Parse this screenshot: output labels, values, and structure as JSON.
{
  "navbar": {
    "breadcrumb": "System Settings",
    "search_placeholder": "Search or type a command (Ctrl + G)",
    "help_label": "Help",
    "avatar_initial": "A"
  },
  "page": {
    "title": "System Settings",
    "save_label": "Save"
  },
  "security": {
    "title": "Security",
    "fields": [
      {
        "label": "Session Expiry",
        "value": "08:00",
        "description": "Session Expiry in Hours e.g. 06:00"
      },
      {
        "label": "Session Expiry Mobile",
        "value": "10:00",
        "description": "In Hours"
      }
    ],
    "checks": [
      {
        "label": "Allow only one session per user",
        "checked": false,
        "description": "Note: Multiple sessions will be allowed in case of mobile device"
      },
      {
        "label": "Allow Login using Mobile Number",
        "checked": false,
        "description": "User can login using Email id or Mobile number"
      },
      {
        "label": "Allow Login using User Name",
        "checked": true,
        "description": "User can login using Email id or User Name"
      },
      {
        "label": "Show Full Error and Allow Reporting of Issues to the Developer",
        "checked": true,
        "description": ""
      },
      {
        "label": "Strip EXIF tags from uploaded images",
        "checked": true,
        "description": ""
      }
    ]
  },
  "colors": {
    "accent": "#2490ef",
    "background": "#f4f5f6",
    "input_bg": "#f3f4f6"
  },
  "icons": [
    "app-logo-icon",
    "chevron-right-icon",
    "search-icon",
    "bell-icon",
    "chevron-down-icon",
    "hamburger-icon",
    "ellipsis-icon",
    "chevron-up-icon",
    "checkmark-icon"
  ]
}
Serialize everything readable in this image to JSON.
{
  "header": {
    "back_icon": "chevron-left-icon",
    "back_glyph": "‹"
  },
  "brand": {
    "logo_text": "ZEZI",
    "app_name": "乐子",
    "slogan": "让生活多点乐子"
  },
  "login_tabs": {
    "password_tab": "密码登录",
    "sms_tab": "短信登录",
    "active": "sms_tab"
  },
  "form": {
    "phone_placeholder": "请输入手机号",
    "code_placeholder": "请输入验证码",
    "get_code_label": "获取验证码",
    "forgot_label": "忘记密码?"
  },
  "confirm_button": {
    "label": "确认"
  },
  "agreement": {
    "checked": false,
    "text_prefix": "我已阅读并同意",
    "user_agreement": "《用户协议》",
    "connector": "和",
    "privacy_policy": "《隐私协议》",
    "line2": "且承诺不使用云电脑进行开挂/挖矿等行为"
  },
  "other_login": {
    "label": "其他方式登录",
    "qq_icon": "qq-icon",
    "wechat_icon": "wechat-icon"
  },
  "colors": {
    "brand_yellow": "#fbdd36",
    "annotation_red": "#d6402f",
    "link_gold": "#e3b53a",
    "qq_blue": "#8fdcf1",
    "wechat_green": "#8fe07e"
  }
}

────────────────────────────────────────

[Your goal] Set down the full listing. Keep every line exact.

[Task solution]
Parse this screenshot: output labels, values, and structure as JSON.
{
  "navbar": {
    "breadcrumb": "System Settings",
    "search_placeholder": "Search or type a command (Ctrl + G)",
    "help_label": "Help",
    "avatar_initial": "A"
  },
  "page": {
    "title": "System Settings",
    "save_label": "Save"
  },
  "security": {
    "title": "Security",
    "fields": [
      {
        "label": "Session Expiry",
        "value": "08:00",
        "description": "Session Expiry in Hours e.g. 06:00"
      },
      {
        "label": "Session Expiry Mobile",
        "value": "10:00",
        "description": "In Hours"
      }
    ],
    "checks": [
      {
        "label": "Allow only one session per user",
        "checked": false,
        "description": "Note: Multiple sessions will be allowed in case of mobile device"
      },
      {
        "label": "Allow Login using Mobile Number",
        "checked": false,
        "description": "User can login using Email id or Mobile number"
      },
      {
        "label": "Allow Login using User Name",
        "checked": true,
        "description": "User can login using Email id or User Name"
      },
      {
        "label": "Show Full Error and Allow Reporting of Issues to the Developer",
        "checked": true,
        "description": ""
      },
      {
        "label": "Strip EXIF tags from uploaded images",
        "checked": true,
        "description": ""
      }
    ]
  },
  "colors": {
    "accent": "#2490ef",
    "background": "#f4f5f6",
    "input_bg": "#f3f4f6"
  },
  "icons": [
    "app-logo-icon",
    "chevron-right-icon",
    "search-icon",
    "bell-icon",
    "chevron-down-icon",
    "hamburger-icon",
    "ellipsis-icon",
    "chevron-up-icon",
    "checkmark-icon"
  ]
}
Serialize everything readable in this image to JSON.
{
  "header": {
    "back_icon": "chevron-left-icon",
    "back_glyph": "‹"
  },
  "brand": {
    "logo_text": "ZEZI",
    "app_name": "乐子",
    "slogan": "让生活多点乐子"
  },
  "login_tabs": {
    "password_tab": "密码登录",
    "sms_tab": "短信登录",
    "active": "sms_tab"
  },
  "form": {
    "phone_placeholder": "请输入手机号",
    "code_placeholder": "请输入验证码",
    "get_code_label": "获取验证码",
    "forgot_label": "忘记密码?"
  },
  "confirm_button": {
    "label": "确认"
  },
  "agreement": {
    "checked": false,
    "text_prefix": "我已阅读并同意",
    "user_agreement": "《用户协议》",
    "connector": "和",
    "privacy_policy": "《隐私协议》",
    "line2": "且承诺不使用云电脑进行开挂/挖矿等行为"
  },
  "other_login": {
    "label": "其他方式登录",
    "qq_icon": "qq-icon",
    "wechat_icon": "wechat-icon"
  },
  "colors": {
    "brand_yellow": "#fbdd36",
    "annotation_red": "#d6402f",
    "link_gold": "#e3b53a",
    "qq_blue": "#8fdcf1",
    "wechat_green": "#8fe07e"
  }
}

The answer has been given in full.